FORTUNE — Pity the aspiring manager who wants to become an excellent business leader. His or her bookshelf creaks and buckles under the weight of leadership books that authors crank out seemingly without limit or shame. But readers of these books don’t become stronger leaders; instead they grow fat with platitudes as they consume these alluring tomes, the vast majority of which offer only empty calories.
The problems are two. First, most of these books aren’t by real leaders who’ve produced knockout business results. They’re by observers who weren’t under the gun to hit numbers and often didn’t even have up-close access to the people they write about — so why risk your career by doing what they tell you?
The second problem is that even leadership books by credible authors generally don’t explain, in useful, nuts-and-bolts detail, how to do what they recommend. Foster an open, candid culture? That’s a great idea, but without an instruction manual, it won’t get you far.
Among the many reasons to like Taking People With You: The Only Way to Make Big Things Happen by David Novak is that on these two critical points where most leadership books are terrible, it’s extraordinarily good. Specifically:
Credibility. Novak is CEO of Yum! Brands (I will henceforward omit the exclamation point, lest the constant excitement of mentioning the company become distracting). Yum (YUM) is the restaurant business spun off from PepsiCo (PEP) in 1997, comprising KFC, Pizza Hut, and Taco Bell, and Novak has run it from the beginning. Its performance has been spectacular. The stock has risen almost 16% a year on average; Yum’s return on capital consistently towers over its cost of capital. If anyone in business has earned the right to opine on leadership, Novak has.
Usefulness. Besides being the title of this book, Taking People With You is the name of a three-day leadership program that Novak teaches up to eight times a year within the company; he began developing it even before Yum was spun off and has taught it to more than 4,000 employees. So this book isn’t just Novak’s thoughts on leadership; it’s a highly organized program. In fact, it isn’t a book you curl up with at all; it’s a workbook, so be prepared to work. Novak recommends reading just one chapter a day. I’d say one a week.

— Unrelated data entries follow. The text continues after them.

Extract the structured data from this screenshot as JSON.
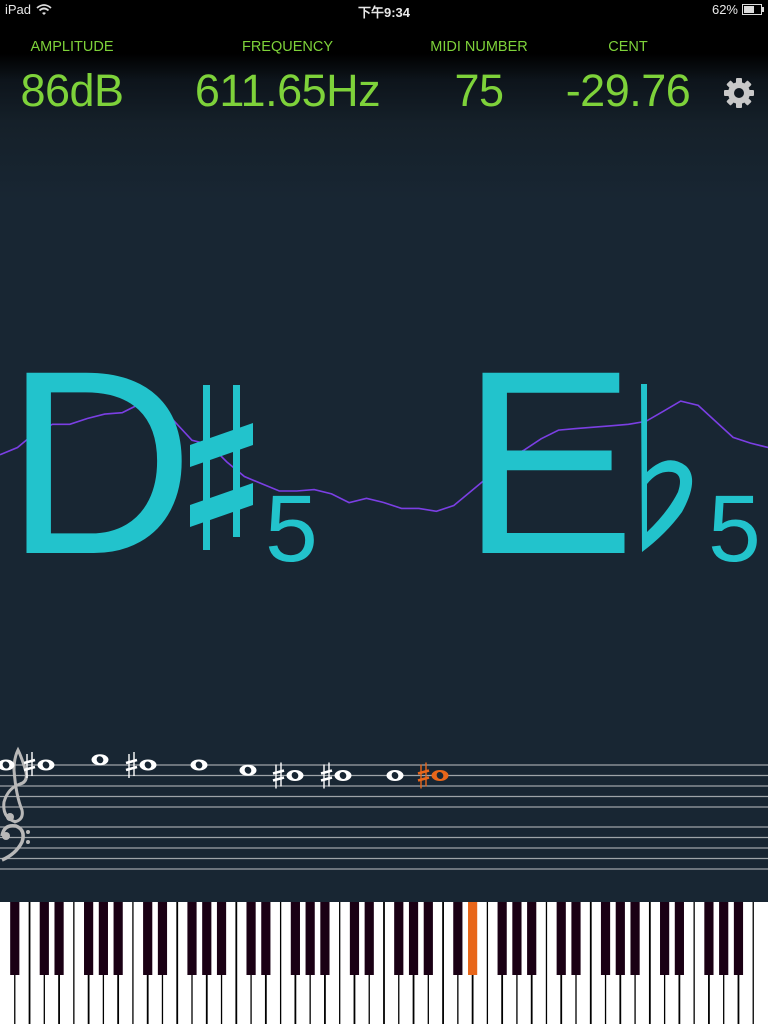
{
  "status_bar": {
    "device": "iPad",
    "time": "下午9:34",
    "battery": "62%",
    "battery_level": 0.62,
    "wifi_icon": "wifi-icon",
    "battery_icon": "battery-charging-icon"
  },
  "metrics": {
    "amplitude": {
      "label": "AMPLITUDE",
      "value": "86dB"
    },
    "frequency": {
      "label": "FREQUENCY",
      "value": "611.65Hz"
    },
    "midi": {
      "label": "MIDI NUMBER",
      "value": "75"
    },
    "cent": {
      "label": "CENT",
      "value": "-29.76"
    },
    "settings_icon": "gear-icon",
    "color": "#7ed23a"
  },
  "pitch_display": {
    "sharp_name": {
      "letter": "D",
      "accidental": "sharp",
      "octave": "5"
    },
    "flat_name": {
      "letter": "E",
      "accidental": "flat",
      "octave": "5"
    },
    "note_color": "#22c3cc",
    "waveform_color": "#7b3fe4",
    "waveform": [
      0.45,
      0.5,
      0.6,
      0.66,
      0.66,
      0.7,
      0.73,
      0.74,
      0.8,
      0.8,
      0.68,
      0.55,
      0.52,
      0.4,
      0.3,
      0.25,
      0.2,
      0.2,
      0.21,
      0.18,
      0.12,
      0.15,
      0.12,
      0.08,
      0.08,
      0.06,
      0.1,
      0.2,
      0.3,
      0.42,
      0.48,
      0.56,
      0.62,
      0.63,
      0.64,
      0.65,
      0.66,
      0.68,
      0.75,
      0.82,
      0.79,
      0.68,
      0.57,
      0.53,
      0.5
    ]
  },
  "staff": {
    "clefs": [
      "treble-clef",
      "bass-clef"
    ],
    "notes": [
      {
        "pitch": "F5",
        "sharp": false,
        "active": false
      },
      {
        "pitch": "F#5",
        "sharp": true,
        "active": false
      },
      {
        "pitch": "G5",
        "sharp": false,
        "active": false
      },
      {
        "pitch": "F#5",
        "sharp": true,
        "active": false
      },
      {
        "pitch": "F5",
        "sharp": false,
        "active": false
      },
      {
        "pitch": "E5",
        "sharp": false,
        "active": false
      },
      {
        "pitch": "D#5",
        "sharp": true,
        "active": false
      },
      {
        "pitch": "D#5",
        "sharp": true,
        "active": false
      },
      {
        "pitch": "D5",
        "sharp": false,
        "active": false
      },
      {
        "pitch": "D#5",
        "sharp": true,
        "active": true
      }
    ],
    "note_color": "#ffffff",
    "active_color": "#e8661a"
  },
  "piano": {
    "lowest_midi": 21,
    "highest_midi": 108,
    "active_midi": 75,
    "active_color": "#e8661a",
    "black_key_color": "#1a0014"
  }
}
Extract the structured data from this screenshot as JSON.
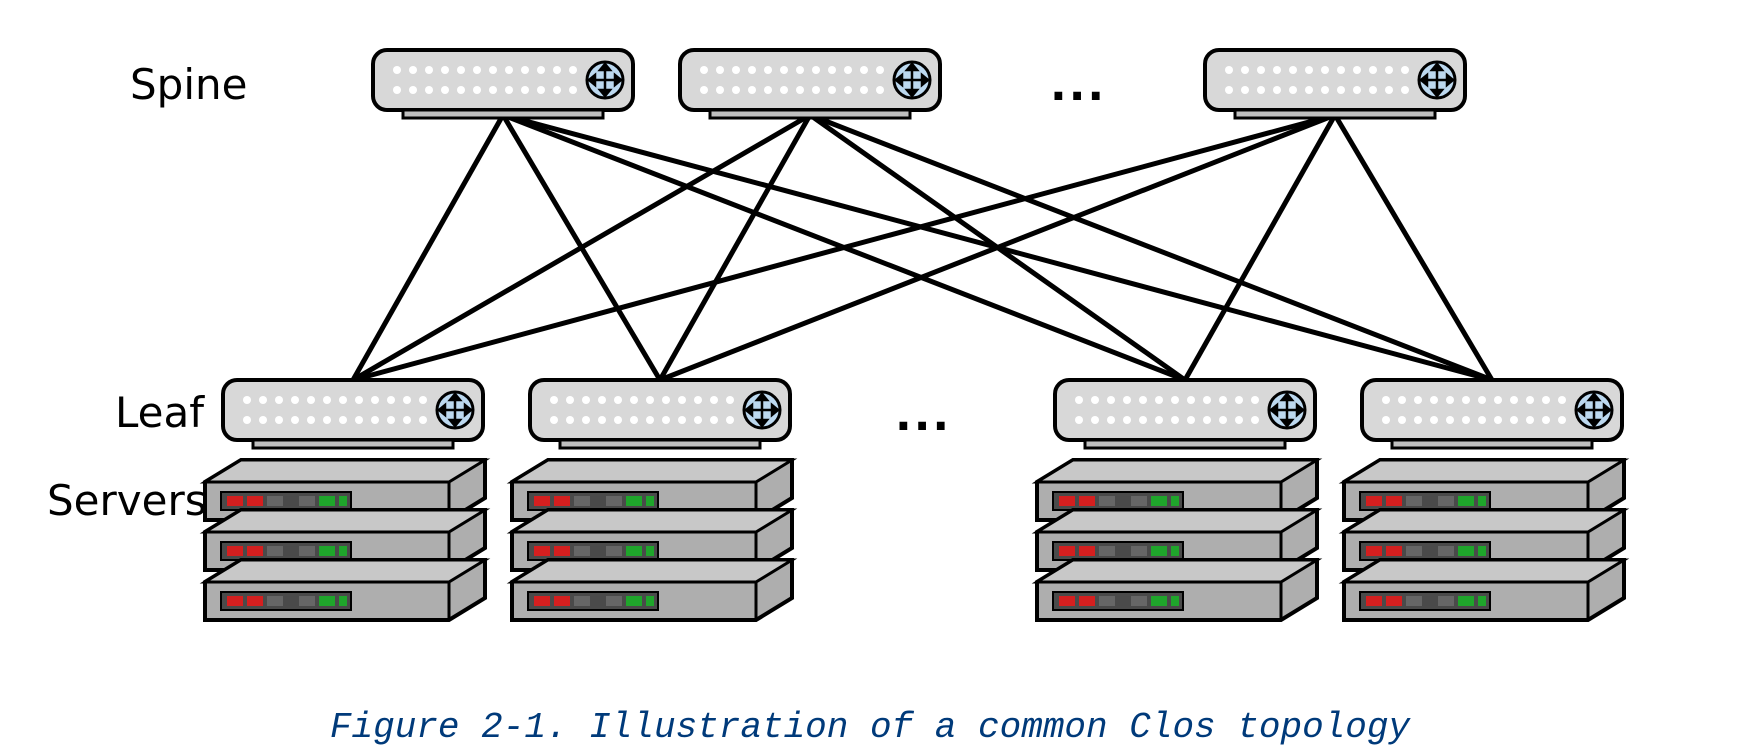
{
  "labels": {
    "spine": "Spine",
    "leaf": "Leaf",
    "servers": "Servers",
    "ellipsis": "..."
  },
  "caption": "Figure 2-1. Illustration of a common Clos topology",
  "topology": {
    "type": "leaf-spine-clos",
    "spine_count": 3,
    "leaf_count": 4,
    "servers_per_leaf": 3,
    "spine_continuation": true,
    "leaf_continuation": true,
    "connectivity": "full-mesh-spine-to-leaf"
  }
}
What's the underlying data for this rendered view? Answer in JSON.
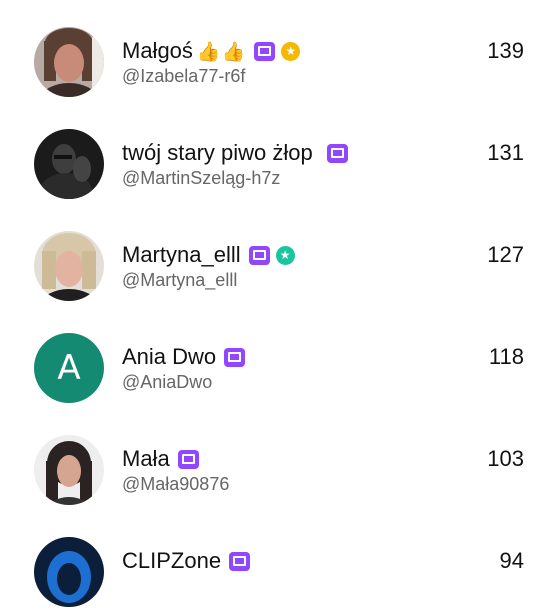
{
  "colors": {
    "sub_badge": "#9146ff",
    "gold_badge": "#f5b800",
    "teal_badge": "#1cc4a0",
    "letter_avatar": "#148a72"
  },
  "rows": [
    {
      "name": "Małgoś",
      "emoji": "👍👍",
      "handle": "@Izabela77-r6f",
      "score": "139",
      "badge_icon": "sub-badge-icon",
      "extra_badge": "gold-star-badge-icon"
    },
    {
      "name": "twój stary piwo żłop",
      "handle": "@MartinSzeląg-h7z",
      "score": "131",
      "badge_icon": "sub-badge-icon"
    },
    {
      "name": "Martyna_elll",
      "handle": "@Martyna_elll",
      "score": "127",
      "badge_icon": "sub-badge-icon",
      "extra_badge": "teal-star-badge-icon"
    },
    {
      "name": "Ania Dwo",
      "handle": "@AniaDwo",
      "score": "118",
      "badge_icon": "sub-badge-icon",
      "avatar_letter": "A"
    },
    {
      "name": "Mała",
      "handle": "@Mała90876",
      "score": "103",
      "badge_icon": "sub-badge-icon"
    },
    {
      "name": "CLIPZone",
      "score": "94",
      "badge_icon": "sub-badge-icon"
    }
  ]
}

This book is demanding because Novak understands that leadership isn’t about techniques. It’s about your own deep nature, your traits as a human being, and how you connect with other people at deep levels. Most business books tell you to do analysis; this one makes you do psychoanalysis, mostly of yourself, and that’s a lot harder. Calculating free cash flow is easy. Being honest with yourself about whether you ever pretend to be something you’re not, whether others see you as reliable, whether you really value the contributions of others — that can leave you exhausted.
Taking People With You isn’t entirely about introspection. It’s also about strategy and structure, action plans and execution. But those things come later. The foundation of the book’s message is the profoundly human experience of leading. For example, one of Novak’s most powerful themes is the value of recognition — he is an absolute fanatic about publicly recognizing good performance, and recognition is at the heart of Yum’s culture. It’s such a simple concept; recognition costs nothing, and its value is staggering. Yet most managers seem virtually clueless about this basic facet of human nature.
Not many business leaders have produced long-term performance that merits our attention; of those few, not many write books; and of those who do, hardly any write good books. Novak is in that tiny subset. You can safely declutter much of your business leadership bookshelf, even if it’s just taking up gigabytes in your iPad or Kindle, and install this one in the vast empty space.